* **The input**
[Start of section]
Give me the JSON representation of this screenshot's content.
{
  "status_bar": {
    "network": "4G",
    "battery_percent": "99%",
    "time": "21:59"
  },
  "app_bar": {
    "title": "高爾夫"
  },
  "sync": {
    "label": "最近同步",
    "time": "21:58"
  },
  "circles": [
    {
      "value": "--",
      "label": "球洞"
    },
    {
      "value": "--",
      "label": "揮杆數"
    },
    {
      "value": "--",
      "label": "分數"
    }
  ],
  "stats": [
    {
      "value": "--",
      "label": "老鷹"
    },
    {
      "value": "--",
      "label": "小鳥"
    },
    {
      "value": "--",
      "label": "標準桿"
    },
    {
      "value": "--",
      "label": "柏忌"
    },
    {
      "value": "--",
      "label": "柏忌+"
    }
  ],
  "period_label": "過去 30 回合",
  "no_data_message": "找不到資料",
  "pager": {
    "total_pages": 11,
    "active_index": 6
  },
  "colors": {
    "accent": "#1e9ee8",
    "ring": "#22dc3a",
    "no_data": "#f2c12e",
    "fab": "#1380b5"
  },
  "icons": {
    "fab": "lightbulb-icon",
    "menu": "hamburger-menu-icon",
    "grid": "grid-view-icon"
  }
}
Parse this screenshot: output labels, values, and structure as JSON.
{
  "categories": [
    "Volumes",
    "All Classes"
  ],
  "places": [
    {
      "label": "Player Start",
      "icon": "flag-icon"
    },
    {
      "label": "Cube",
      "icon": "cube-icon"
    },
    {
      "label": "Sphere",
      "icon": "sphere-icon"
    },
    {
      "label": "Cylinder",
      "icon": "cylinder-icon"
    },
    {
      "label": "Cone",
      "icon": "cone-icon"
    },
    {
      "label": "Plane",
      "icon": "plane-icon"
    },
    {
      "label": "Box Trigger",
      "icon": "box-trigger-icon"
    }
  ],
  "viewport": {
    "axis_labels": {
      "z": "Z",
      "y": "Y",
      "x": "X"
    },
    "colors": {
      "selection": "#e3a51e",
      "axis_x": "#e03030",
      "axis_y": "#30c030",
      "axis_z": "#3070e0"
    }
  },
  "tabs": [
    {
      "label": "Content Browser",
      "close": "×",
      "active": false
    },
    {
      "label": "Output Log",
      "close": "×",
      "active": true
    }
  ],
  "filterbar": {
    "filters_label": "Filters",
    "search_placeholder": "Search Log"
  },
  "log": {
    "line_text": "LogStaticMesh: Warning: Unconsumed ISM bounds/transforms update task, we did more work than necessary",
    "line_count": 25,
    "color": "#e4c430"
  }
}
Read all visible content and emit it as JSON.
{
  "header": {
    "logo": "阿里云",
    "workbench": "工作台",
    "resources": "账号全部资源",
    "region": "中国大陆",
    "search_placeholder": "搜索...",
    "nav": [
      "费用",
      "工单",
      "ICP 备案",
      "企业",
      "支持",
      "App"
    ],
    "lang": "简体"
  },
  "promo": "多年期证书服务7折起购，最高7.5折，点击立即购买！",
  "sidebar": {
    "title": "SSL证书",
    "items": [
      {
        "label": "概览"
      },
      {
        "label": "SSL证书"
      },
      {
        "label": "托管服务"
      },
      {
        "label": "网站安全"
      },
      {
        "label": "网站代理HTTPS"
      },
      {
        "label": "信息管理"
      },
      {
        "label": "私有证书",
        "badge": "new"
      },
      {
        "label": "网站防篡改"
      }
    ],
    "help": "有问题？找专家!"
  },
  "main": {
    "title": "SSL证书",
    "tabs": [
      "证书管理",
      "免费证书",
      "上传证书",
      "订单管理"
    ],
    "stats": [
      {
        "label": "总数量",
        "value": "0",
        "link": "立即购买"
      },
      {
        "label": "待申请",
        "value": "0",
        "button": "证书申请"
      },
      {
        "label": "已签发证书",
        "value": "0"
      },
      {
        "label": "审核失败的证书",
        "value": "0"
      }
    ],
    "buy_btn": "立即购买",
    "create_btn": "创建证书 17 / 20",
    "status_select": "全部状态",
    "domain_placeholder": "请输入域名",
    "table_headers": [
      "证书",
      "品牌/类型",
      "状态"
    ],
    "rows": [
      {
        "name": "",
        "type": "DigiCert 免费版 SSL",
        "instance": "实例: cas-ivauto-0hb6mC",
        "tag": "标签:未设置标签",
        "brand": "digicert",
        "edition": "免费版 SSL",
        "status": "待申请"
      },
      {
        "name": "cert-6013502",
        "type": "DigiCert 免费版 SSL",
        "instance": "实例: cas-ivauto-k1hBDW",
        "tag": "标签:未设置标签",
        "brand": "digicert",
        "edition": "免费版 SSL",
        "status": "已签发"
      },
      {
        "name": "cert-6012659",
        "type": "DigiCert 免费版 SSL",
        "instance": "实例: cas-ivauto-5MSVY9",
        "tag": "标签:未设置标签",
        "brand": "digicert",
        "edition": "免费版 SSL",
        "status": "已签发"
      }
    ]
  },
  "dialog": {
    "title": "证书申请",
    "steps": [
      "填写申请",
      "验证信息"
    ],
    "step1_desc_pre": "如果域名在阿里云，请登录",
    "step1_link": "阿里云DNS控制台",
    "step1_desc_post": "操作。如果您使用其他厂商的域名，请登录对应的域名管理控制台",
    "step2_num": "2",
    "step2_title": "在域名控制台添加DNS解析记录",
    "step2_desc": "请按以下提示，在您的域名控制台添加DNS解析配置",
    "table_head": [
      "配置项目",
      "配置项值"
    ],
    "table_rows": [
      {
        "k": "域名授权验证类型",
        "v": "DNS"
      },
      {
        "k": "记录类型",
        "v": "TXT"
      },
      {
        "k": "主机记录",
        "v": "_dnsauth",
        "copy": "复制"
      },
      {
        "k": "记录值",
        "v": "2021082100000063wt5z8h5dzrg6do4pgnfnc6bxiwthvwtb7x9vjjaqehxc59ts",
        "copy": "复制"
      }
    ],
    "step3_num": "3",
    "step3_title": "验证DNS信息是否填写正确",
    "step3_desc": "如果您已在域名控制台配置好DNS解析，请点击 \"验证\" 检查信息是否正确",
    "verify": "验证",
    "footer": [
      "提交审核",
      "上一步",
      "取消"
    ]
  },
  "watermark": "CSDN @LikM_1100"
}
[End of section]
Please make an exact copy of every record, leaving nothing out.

* **Output**
Give me the JSON representation of this screenshot's content.
{
  "status_bar": {
    "network": "4G",
    "battery_percent": "99%",
    "time": "21:59"
  },
  "app_bar": {
    "title": "高爾夫"
  },
  "sync": {
    "label": "最近同步",
    "time": "21:58"
  },
  "circles": [
    {
      "value": "--",
      "label": "球洞"
    },
    {
      "value": "--",
      "label": "揮杆數"
    },
    {
      "value": "--",
      "label": "分數"
    }
  ],
  "stats": [
    {
      "value": "--",
      "label": "老鷹"
    },
    {
      "value": "--",
      "label": "小鳥"
    },
    {
      "value": "--",
      "label": "標準桿"
    },
    {
      "value": "--",
      "label": "柏忌"
    },
    {
      "value": "--",
      "label": "柏忌+"
    }
  ],
  "period_label": "過去 30 回合",
  "no_data_message": "找不到資料",
  "pager": {
    "total_pages": 11,
    "active_index": 6
  },
  "colors": {
    "accent": "#1e9ee8",
    "ring": "#22dc3a",
    "no_data": "#f2c12e",
    "fab": "#1380b5"
  },
  "icons": {
    "fab": "lightbulb-icon",
    "menu": "hamburger-menu-icon",
    "grid": "grid-view-icon"
  }
}
Parse this screenshot: output labels, values, and structure as JSON.
{
  "categories": [
    "Volumes",
    "All Classes"
  ],
  "places": [
    {
      "label": "Player Start",
      "icon": "flag-icon"
    },
    {
      "label": "Cube",
      "icon": "cube-icon"
    },
    {
      "label": "Sphere",
      "icon": "sphere-icon"
    },
    {
      "label": "Cylinder",
      "icon": "cylinder-icon"
    },
    {
      "label": "Cone",
      "icon": "cone-icon"
    },
    {
      "label": "Plane",
      "icon": "plane-icon"
    },
    {
      "label": "Box Trigger",
      "icon": "box-trigger-icon"
    }
  ],
  "viewport": {
    "axis_labels": {
      "z": "Z",
      "y": "Y",
      "x": "X"
    },
    "colors": {
      "selection": "#e3a51e",
      "axis_x": "#e03030",
      "axis_y": "#30c030",
      "axis_z": "#3070e0"
    }
  },
  "tabs": [
    {
      "label": "Content Browser",
      "close": "×",
      "active": false
    },
    {
      "label": "Output Log",
      "close": "×",
      "active": true
    }
  ],
  "filterbar": {
    "filters_label": "Filters",
    "search_placeholder": "Search Log"
  },
  "log": {
    "line_text": "LogStaticMesh: Warning: Unconsumed ISM bounds/transforms update task, we did more work than necessary",
    "line_count": 25,
    "color": "#e4c430"
  }
}
Read all visible content and emit it as JSON.
{
  "header": {
    "logo": "阿里云",
    "workbench": "工作台",
    "resources": "账号全部资源",
    "region": "中国大陆",
    "search_placeholder": "搜索...",
    "nav": [
      "费用",
      "工单",
      "ICP 备案",
      "企业",
      "支持",
      "App"
    ],
    "lang": "简体"
  },
  "promo": "多年期证书服务7折起购，最高7.5折，点击立即购买！",
  "sidebar": {
    "title": "SSL证书",
    "items": [
      {
        "label": "概览"
      },
      {
        "label": "SSL证书"
      },
      {
        "label": "托管服务"
      },
      {
        "label": "网站安全"
      },
      {
        "label": "网站代理HTTPS"
      },
      {
        "label": "信息管理"
      },
      {
        "label": "私有证书",
        "badge": "new"
      },
      {
        "label": "网站防篡改"
      }
    ],
    "help": "有问题？找专家!"
  },
  "main": {
    "title": "SSL证书",
    "tabs": [
      "证书管理",
      "免费证书",
      "上传证书",
      "订单管理"
    ],
    "stats": [
      {
        "label": "总数量",
        "value": "0",
        "link": "立即购买"
      },
      {
        "label": "待申请",
        "value": "0",
        "button": "证书申请"
      },
      {
        "label": "已签发证书",
        "value": "0"
      },
      {
        "label": "审核失败的证书",
        "value": "0"
      }
    ],
    "buy_btn": "立即购买",
    "create_btn": "创建证书 17 / 20",
    "status_select": "全部状态",
    "domain_placeholder": "请输入域名",
    "table_headers": [
      "证书",
      "品牌/类型",
      "状态"
    ],
    "rows": [
      {
        "name": "",
        "type": "DigiCert 免费版 SSL",
        "instance": "实例: cas-ivauto-0hb6mC",
        "tag": "标签:未设置标签",
        "brand": "digicert",
        "edition": "免费版 SSL",
        "status": "待申请"
      },
      {
        "name": "cert-6013502",
        "type": "DigiCert 免费版 SSL",
        "instance": "实例: cas-ivauto-k1hBDW",
        "tag": "标签:未设置标签",
        "brand": "digicert",
        "edition": "免费版 SSL",
        "status": "已签发"
      },
      {
        "name": "cert-6012659",
        "type": "DigiCert 免费版 SSL",
        "instance": "实例: cas-ivauto-5MSVY9",
        "tag": "标签:未设置标签",
        "brand": "digicert",
        "edition": "免费版 SSL",
        "status": "已签发"
      }
    ]
  },
  "dialog": {
    "title": "证书申请",
    "steps": [
      "填写申请",
      "验证信息"
    ],
    "step1_desc_pre": "如果域名在阿里云，请登录",
    "step1_link": "阿里云DNS控制台",
    "step1_desc_post": "操作。如果您使用其他厂商的域名，请登录对应的域名管理控制台",
    "step2_num": "2",
    "step2_title": "在域名控制台添加DNS解析记录",
    "step2_desc": "请按以下提示，在您的域名控制台添加DNS解析配置",
    "table_head": [
      "配置项目",
      "配置项值"
    ],
    "table_rows": [
      {
        "k": "域名授权验证类型",
        "v": "DNS"
      },
      {
        "k": "记录类型",
        "v": "TXT"
      },
      {
        "k": "主机记录",
        "v": "_dnsauth",
        "copy": "复制"
      },
      {
        "k": "记录值",
        "v": "2021082100000063wt5z8h5dzrg6do4pgnfnc6bxiwthvwtb7x9vjjaqehxc59ts",
        "copy": "复制"
      }
    ],
    "step3_num": "3",
    "step3_title": "验证DNS信息是否填写正确",
    "step3_desc": "如果您已在域名控制台配置好DNS解析，请点击 \"验证\" 检查信息是否正确",
    "verify": "验证",
    "footer": [
      "提交审核",
      "上一步",
      "取消"
    ]
  },
  "watermark": "CSDN @LikM_1100"
}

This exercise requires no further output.